K-1 form received late?

K-1 form received late?

April 03, 2024

A question came up from a client: "What should we do if we receive a K-1 for 2023 after already filing our tax return?". This is actually a fairly common situation and is typically readily manageable. 

Firstly, what is a K-1?

A K-1 form is a federal tax document used to report income, losses, and dividends for various entities and individuals.
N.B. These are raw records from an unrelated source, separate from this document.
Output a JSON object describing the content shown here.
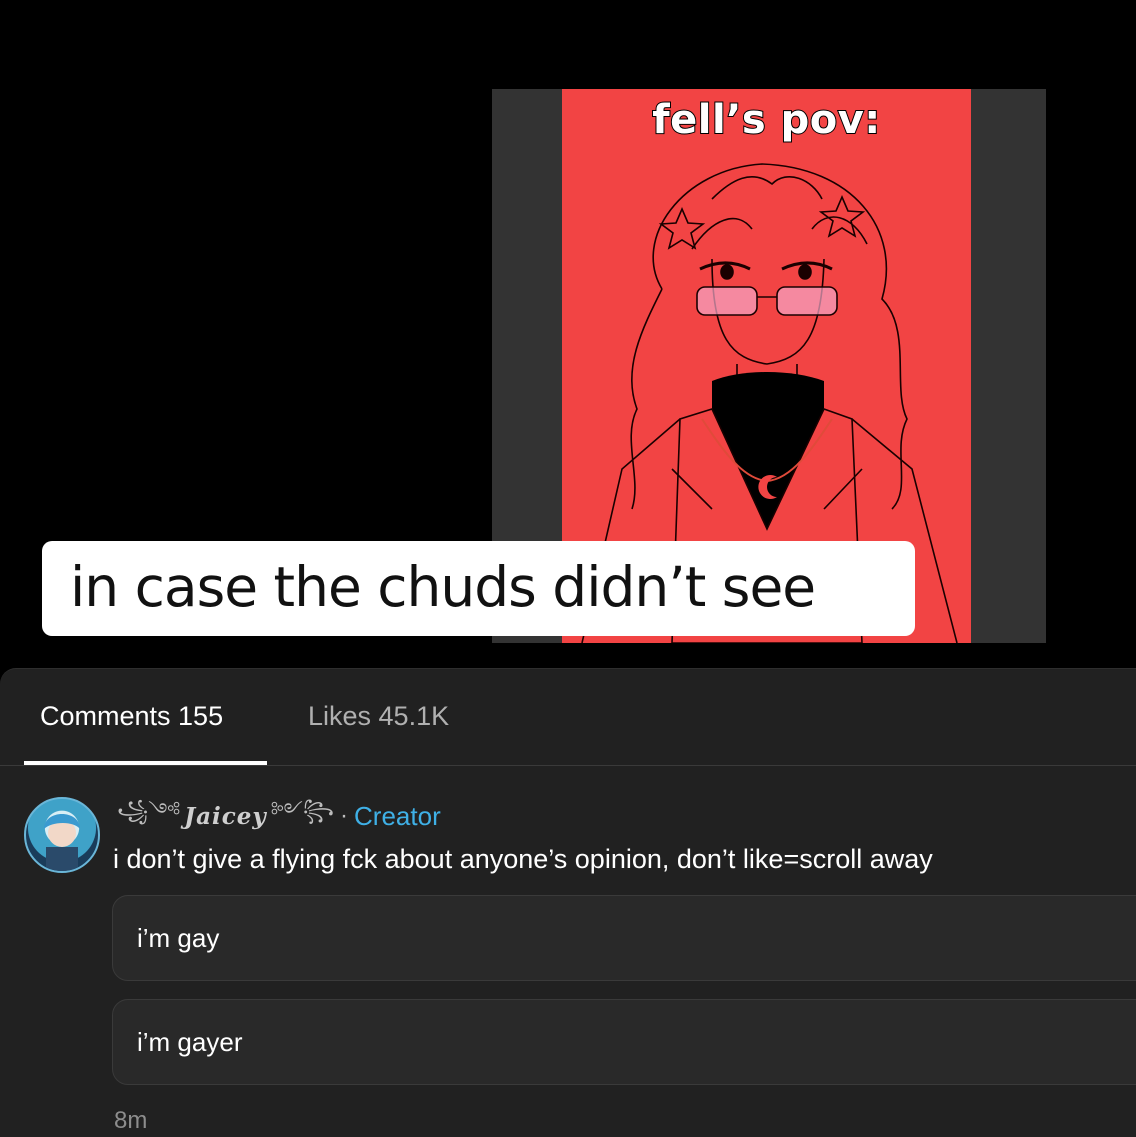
{
  "video": {
    "overlay_text": "fell’s pov:",
    "caption": "in case the chuds didn’t see"
  },
  "tabs": {
    "comments_label": "Comments 155",
    "likes_label": "Likes 45.1K"
  },
  "comment": {
    "author_prefix": "꧁༺",
    "author": "Jaicey",
    "author_suffix": "༻꧂",
    "separator": "·",
    "badge": "Creator",
    "text": "i don’t give a flying fck about anyone’s opinion, don’t like=scroll away",
    "replies": [
      {
        "text": "i’m gay"
      },
      {
        "text": "i’m gayer"
      }
    ],
    "time": "8m"
  },
  "colors": {
    "art_background": "#f24444",
    "creator_badge": "#3fb0e6",
    "sheet_background": "#212121"
  }
}
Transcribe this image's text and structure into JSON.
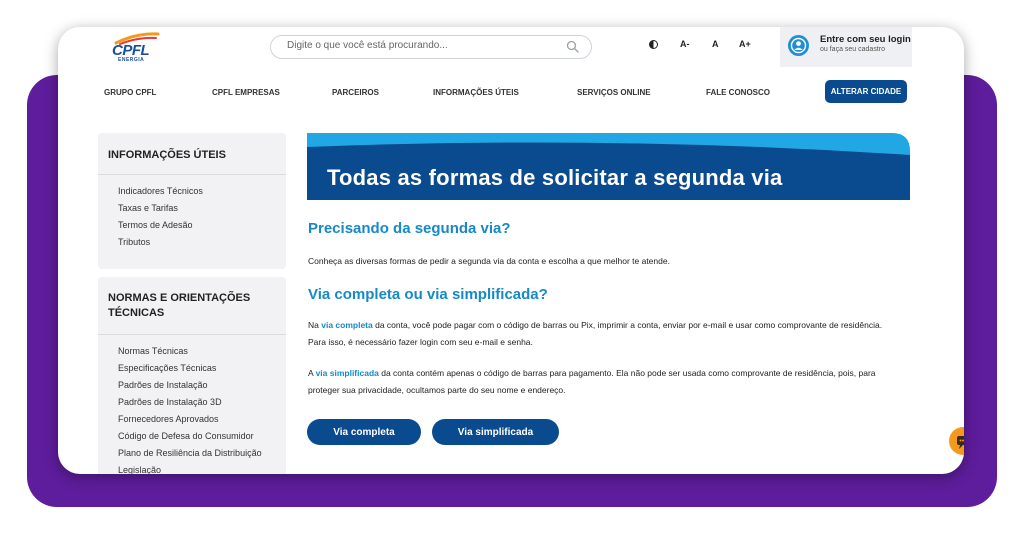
{
  "brand": {
    "name": "CPFL",
    "sub": "ENERGIA",
    "colors": {
      "primary": "#0a4a8e",
      "accent": "#1689c8",
      "frame": "#5e1d9c"
    }
  },
  "search": {
    "placeholder": "Digite o que você está procurando..."
  },
  "accessibility": {
    "contrast_icon": "contrast-icon",
    "font_decrease": "A-",
    "font_normal": "A",
    "font_increase": "A+"
  },
  "login": {
    "title": "Entre com seu login",
    "subtitle": "ou faça seu cadastro",
    "icon": "user-avatar-icon"
  },
  "nav": {
    "items": [
      "GRUPO CPFL",
      "CPFL EMPRESAS",
      "PARCEIROS",
      "INFORMAÇÕES ÚTEIS",
      "SERVIÇOS ONLINE",
      "FALE CONOSCO"
    ],
    "cta": "ALTERAR CIDADE"
  },
  "sidebar": {
    "sections": [
      {
        "title": "INFORMAÇÕES ÚTEIS",
        "links": [
          "Indicadores Técnicos",
          "Taxas e Tarifas",
          "Termos de Adesão",
          "Tributos"
        ]
      },
      {
        "title_line1": "NORMAS E ORIENTAÇÕES",
        "title_line2": "TÉCNICAS",
        "links": [
          "Normas Técnicas",
          "Especificações Técnicas",
          "Padrões de Instalação",
          "Padrões de Instalação 3D",
          "Fornecedores Aprovados",
          "Código de Defesa do Consumidor",
          "Plano de Resiliência da Distribuição",
          "Legislação"
        ]
      }
    ]
  },
  "main": {
    "banner_title": "Todas as formas de solicitar a segunda via",
    "h1": "Precisando da segunda via?",
    "p1": "Conheça as diversas formas de pedir a segunda via da conta e escolha a que melhor te atende.",
    "h2": "Via completa ou via simplificada?",
    "p2": {
      "pre": "Na ",
      "link": "via completa",
      "rest_line1": " da conta, você pode pagar com o código de barras ou Pix, imprimir a conta, enviar por e-mail e usar como comprovante de residência.",
      "line2": "Para isso, é necessário fazer login com seu e-mail e senha."
    },
    "p3": {
      "pre": "A ",
      "link": "via simplificada",
      "rest_line1": " da conta contém apenas o código de barras para pagamento. Ela não pode ser usada como comprovante de residência, pois, para",
      "line2": "proteger sua privacidade, ocultamos parte do seu nome e endereço."
    },
    "buttons": {
      "full": "Via completa",
      "simple": "Via simplificada"
    }
  },
  "chat": {
    "icon": "chat-icon"
  }
}
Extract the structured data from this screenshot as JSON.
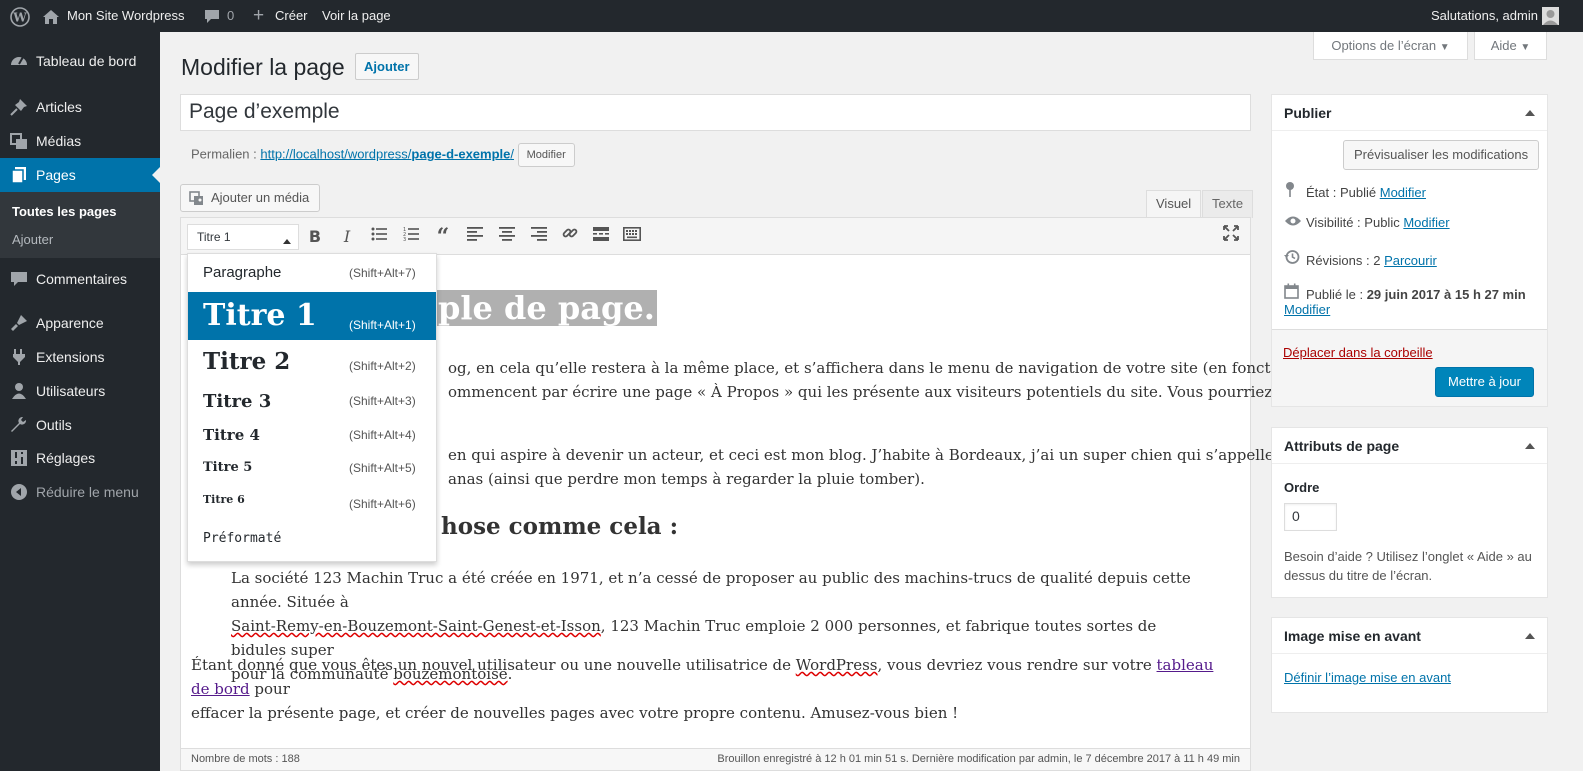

Here are the key points about Schedule K-1:

  1. Purpose:

    • Schedule K-1 is used to report financial information from pass-through entities (such as partnerships, S corporations, trusts, and estates) to their partners, shareholders, or beneficiaries.
    • These entities do not directly pay corporate tax on their income; instead, they shift the tax liability (along with most of their income) to their stakeholders.
  2. Who Receives K-1s:

    • Business partners, S corporation shareholders, and investors in limited partnerships and certain exchange-traded funds (ETFs) use Schedule K-1 to report their earnings, losses, and dividends.
    • Each relevant individual (partner, shareholder, or beneficiary) receives a separate K-1 form.
  3. Reporting Details:

    • The K-1 form tracks each participant’s basis (ownership stake) in the enterprise.
    • It reports the participant’s share of the business entity’s gains, losses, deductions, credits, and other distributions (whether or not they’re actually distributed).
  4. Similar to Form 1099:

    • Schedule K-1 is similar to Form 1099 in that it reports dividends, interest, and other annual returns from investments.
    • Investments such as master limited partnerships (MLPs), real estate limited partnerships (RELPS), and certain ETFs routinely issue K-1s.
  5. Issuance Deadline:

    • Schedule K-1s should be issued to taxpayers no later than March 15 or the third month after the end of the entity’s fiscal year.

K-1 forms are unfortunately often sent out by entities after the deadline. 

If you receive a K-1 after already filing your taxes for 2023, here’s what you should consider:

  • No Changes: If the K-1 does not generate any changes in your refund or tax due from the original return, you typically do not need to file an amendment. In other words, if the K-1 doesn’t alter your tax situation, there’s typically no need to amend your return.

  • Received a Refund: If you’ve already received a refund based on your original return, you can wait until you receive the K-1. If the K-1 doesn’t impact your tax liability, no further action is typically necessary.

  • No Refund Yet: If you haven’t received a refund yet, you can file an extension using Form 4868 (Application for Automatic Extension of Time to File U.S. Income Tax Return).

Remember, it’s essential to assess whether the K-1 affects your tax situation before deciding whether to amend your return. If in doubt, consult a financial/tax professional to ensure compliance with IRS guidelines.